The query returns a list of the records that match this criterion.

type point coordinates list

Conclusion

This was a very brief overview of how to get up and running with Geospatial queries against a sample dataset in MongoDB. We used MongoDB Atlas to create a cloud-hosted Mongo instance, which would allow us to store geospatial data from a sample dataset.

We then used MongoDB Compass to connect to the Atlas instance and look at the data. We viewed the geospatial index on each record which allows us to make geospatial queries.

Finally, we used the $near aggregator against the geospatial index to return a list of records that were near provided coordinate pairs.

FAQs

How Does MongoDB Store Location?

MongoDB allows you to store geospatial information as GeoJSON objects. These objects must include a coordinate field in [longitude, latitude] form where longitude must lie between [-180, 180] and latitude must lie between [-90,90].

There are multiple GeoJSON types: the GeoJSON point, linestring coordinates, polygon, multipoint, multilinestring, multipolygon, and geometrycollection.

Does MongoDB Support Geospatial?

Yes. MongoDB allows you to run a geospatial search and other geospatial operations against indexes on its geojson type.

Does MongoDB support GeoJSON?

Yes. MongoDB can store data as a GeoJSON type. It supports all seven GeoJSON types.

What Is Geospatial Index in MongoDB?
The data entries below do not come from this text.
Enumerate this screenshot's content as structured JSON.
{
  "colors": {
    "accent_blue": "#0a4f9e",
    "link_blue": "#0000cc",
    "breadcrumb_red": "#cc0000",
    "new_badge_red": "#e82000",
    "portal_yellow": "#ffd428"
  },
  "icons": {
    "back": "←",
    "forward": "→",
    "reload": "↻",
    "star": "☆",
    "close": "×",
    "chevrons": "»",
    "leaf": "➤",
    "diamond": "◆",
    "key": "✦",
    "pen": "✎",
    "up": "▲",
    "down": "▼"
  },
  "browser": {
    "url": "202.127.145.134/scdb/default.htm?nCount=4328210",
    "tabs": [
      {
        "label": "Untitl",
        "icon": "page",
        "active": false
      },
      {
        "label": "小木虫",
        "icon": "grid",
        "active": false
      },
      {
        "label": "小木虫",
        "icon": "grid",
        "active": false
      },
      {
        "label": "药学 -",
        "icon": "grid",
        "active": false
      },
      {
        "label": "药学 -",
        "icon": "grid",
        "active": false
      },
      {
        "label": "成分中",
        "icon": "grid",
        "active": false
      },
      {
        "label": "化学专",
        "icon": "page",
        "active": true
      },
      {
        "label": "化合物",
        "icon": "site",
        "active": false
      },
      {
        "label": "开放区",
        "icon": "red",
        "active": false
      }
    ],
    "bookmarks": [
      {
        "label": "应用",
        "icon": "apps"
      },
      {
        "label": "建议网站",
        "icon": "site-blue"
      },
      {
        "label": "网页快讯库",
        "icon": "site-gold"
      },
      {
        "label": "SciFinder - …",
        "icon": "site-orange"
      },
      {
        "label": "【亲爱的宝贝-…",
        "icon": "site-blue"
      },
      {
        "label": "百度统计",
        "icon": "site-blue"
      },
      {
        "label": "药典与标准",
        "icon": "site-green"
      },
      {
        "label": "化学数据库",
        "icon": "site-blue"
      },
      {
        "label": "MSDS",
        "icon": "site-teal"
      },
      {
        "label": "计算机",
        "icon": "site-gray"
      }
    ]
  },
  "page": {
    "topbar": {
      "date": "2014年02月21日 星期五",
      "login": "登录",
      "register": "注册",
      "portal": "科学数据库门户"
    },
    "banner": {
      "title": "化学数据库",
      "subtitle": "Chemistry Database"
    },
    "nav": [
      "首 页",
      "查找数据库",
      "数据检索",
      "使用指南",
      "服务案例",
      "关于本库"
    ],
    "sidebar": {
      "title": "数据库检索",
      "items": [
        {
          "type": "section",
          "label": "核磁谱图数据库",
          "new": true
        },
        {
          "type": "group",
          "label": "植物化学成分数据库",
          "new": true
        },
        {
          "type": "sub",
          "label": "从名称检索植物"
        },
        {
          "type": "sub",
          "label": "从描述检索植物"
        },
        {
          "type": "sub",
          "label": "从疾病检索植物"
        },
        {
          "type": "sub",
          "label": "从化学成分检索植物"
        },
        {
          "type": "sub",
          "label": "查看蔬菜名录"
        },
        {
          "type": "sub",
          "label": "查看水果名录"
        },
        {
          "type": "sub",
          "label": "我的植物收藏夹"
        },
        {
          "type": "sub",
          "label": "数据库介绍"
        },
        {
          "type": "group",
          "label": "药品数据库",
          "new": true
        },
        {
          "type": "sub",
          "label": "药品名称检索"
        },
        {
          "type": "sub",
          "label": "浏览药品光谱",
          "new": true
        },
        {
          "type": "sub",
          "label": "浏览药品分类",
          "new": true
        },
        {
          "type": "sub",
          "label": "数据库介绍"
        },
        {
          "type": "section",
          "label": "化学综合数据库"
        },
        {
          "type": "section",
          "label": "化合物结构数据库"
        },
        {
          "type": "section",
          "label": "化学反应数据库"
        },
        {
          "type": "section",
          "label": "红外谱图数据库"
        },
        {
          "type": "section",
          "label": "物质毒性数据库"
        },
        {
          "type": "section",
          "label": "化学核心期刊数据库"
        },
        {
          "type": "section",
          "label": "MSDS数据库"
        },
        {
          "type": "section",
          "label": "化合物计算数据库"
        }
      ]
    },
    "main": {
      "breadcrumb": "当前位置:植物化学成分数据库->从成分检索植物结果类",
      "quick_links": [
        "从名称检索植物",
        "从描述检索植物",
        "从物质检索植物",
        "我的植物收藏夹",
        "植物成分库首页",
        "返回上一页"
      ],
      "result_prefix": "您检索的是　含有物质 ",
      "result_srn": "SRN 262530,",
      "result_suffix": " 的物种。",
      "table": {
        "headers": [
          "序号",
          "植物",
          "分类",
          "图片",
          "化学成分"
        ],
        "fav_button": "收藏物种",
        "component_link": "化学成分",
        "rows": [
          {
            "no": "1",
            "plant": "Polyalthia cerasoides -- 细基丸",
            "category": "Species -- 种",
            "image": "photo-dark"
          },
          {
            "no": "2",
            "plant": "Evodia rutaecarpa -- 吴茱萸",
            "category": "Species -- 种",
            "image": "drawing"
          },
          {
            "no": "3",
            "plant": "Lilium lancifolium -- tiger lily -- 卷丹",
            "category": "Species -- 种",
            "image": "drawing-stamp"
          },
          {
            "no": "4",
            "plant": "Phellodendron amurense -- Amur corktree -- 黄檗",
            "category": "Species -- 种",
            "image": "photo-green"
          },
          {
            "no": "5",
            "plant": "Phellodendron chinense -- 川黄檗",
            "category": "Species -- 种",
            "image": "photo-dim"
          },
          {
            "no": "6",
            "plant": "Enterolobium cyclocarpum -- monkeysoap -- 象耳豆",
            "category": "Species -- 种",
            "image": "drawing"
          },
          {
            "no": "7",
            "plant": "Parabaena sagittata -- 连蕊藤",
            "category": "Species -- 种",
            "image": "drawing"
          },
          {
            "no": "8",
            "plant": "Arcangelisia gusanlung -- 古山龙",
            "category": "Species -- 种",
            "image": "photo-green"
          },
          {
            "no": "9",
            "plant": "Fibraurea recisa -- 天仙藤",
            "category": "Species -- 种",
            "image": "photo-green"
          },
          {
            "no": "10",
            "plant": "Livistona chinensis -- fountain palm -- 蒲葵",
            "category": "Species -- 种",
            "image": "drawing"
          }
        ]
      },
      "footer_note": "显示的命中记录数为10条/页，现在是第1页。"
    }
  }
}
MongoDB's geospatial indexing allows you to efficiently execute spatial queries on a collection that contains geospatial shapes and points. The most common geospatial index is the 2dsphere index, which allows you to calculate geometries on an earth-like sphere. The 2dsphere index supports all MongoDB geospatial queries: inclusion, intersection, and proximity.

Abstract's IP Geolocation API comes with libraries, code snippets, guides, and more.

Get started for free
Abstract's IP Geolocation API comes with libraries, code snippets, guides, and more.
Get started